    Lastpass stores this encrypted string. It is completely meaningless to us or anyone else without the key. The key is created from your master Lastpass password. and your log-in Your username+password combination is hashed in 2 ways:
    1) To create your password hash that is sent to us for authentication
    2) To create your encryption key which is never sent to us

    For example your the password hash might look like:

    This is a one way hash and there is no way for us to get the original string. We also create your key that we use for encrypting/decrypting your data locally. This is never sent to us. It looks similar in structure (same length, character set [0-9, a-f] used) to the hash above, but is different.

    When you log into Lastpass from a foreign computer, the user enters his/her Lastpass username and passsword into the website. Both the authentication hash and the encryption key are generated from these. Javascript (running locally on the computer) performs the hashing. Then the computer make a request to our servers to authenticate and pull down their encrypted data. Again, locally (in javascript) we perform the decryption of the data with their key.

    Once you log off a foreign computer, Lastpass instructs the browser not to cache the page. Most browsers don’t save https pages anyway. But even if the browser did cache the page, it is dynamically generated via javascript, so without the username/password combination to decrypt the data, the data is meaningless.

  • Anonymous says:

    It sounds like some word play, but overall I think for the most part, it’s more true in meaning than not.

    I think they mean that your encrypted data is on their servers, but it’s gibberish and completely meaningless to them without your password…and you’re the only person who has that password.

  • Anonymous says:

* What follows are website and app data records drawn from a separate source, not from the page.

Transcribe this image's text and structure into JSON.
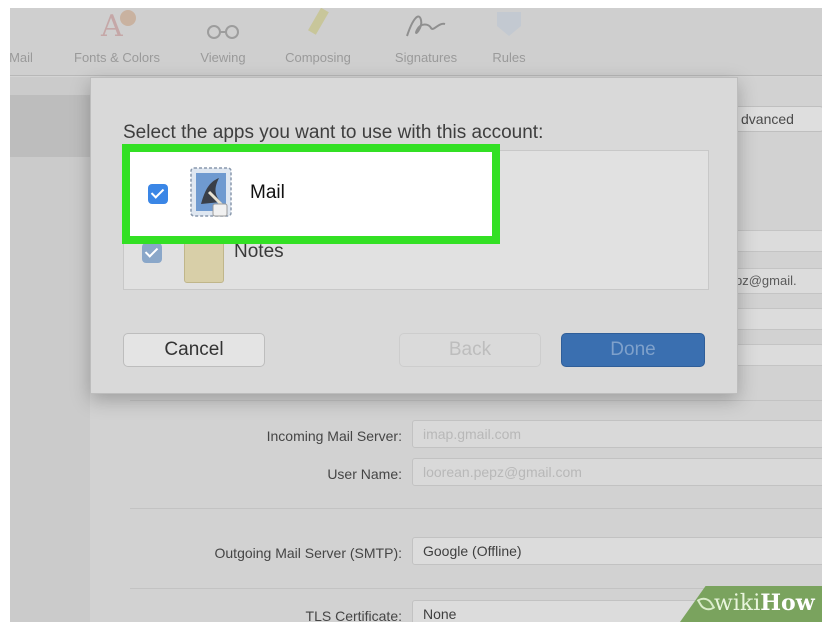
{
  "toolbar": {
    "items": [
      {
        "label": "Mail",
        "icon": "mail-icon"
      },
      {
        "label": "Fonts & Colors",
        "icon": "fonts-colors-icon"
      },
      {
        "label": "Viewing",
        "icon": "viewing-glasses-icon"
      },
      {
        "label": "Composing",
        "icon": "composing-pencil-icon"
      },
      {
        "label": "Signatures",
        "icon": "signature-icon"
      },
      {
        "label": "Rules",
        "icon": "rules-icon"
      }
    ]
  },
  "background": {
    "advanced_tab": "dvanced",
    "email_partial": "pz@gmail.",
    "incoming_server_label": "Incoming Mail Server:",
    "incoming_server_value": "imap.gmail.com",
    "user_name_label": "User Name:",
    "user_name_value": "loorean.pepz@gmail.com",
    "smtp_label": "Outgoing Mail Server (SMTP):",
    "smtp_value": "Google (Offline)",
    "tls_label": "TLS Certificate:",
    "tls_value": "None"
  },
  "sheet": {
    "title": "Select the apps you want to use with this account:",
    "apps": [
      {
        "label": "Mail",
        "checked": true,
        "icon": "mail-stamp-icon"
      },
      {
        "label": "Notes",
        "checked": true,
        "icon": "notes-icon"
      }
    ],
    "cancel_label": "Cancel",
    "back_label": "Back",
    "done_label": "Done"
  },
  "colors": {
    "highlight": "#33e024",
    "checkbox": "#3a86e6",
    "done_button": "#3a6fb0",
    "watermark": "#7aa35e"
  },
  "watermark": {
    "wiki": "wiki",
    "how": "How"
  }
}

    I don’t understand when you say, “Lastpass doesn’t … have access to any of my information, it doesn’t get saved onto their servers”.
    – I get the first part: that you don’t have “access” to any of my information, because it’s encrypted and you don’t have my Lastpass-login password. That seems to be the real point. However, saying that you don’t save my info on your servers seems untrue, since you make my “passwords accessible online, … from virtually anywhere, anytime” (as your home page says).
    – Can you clarify this?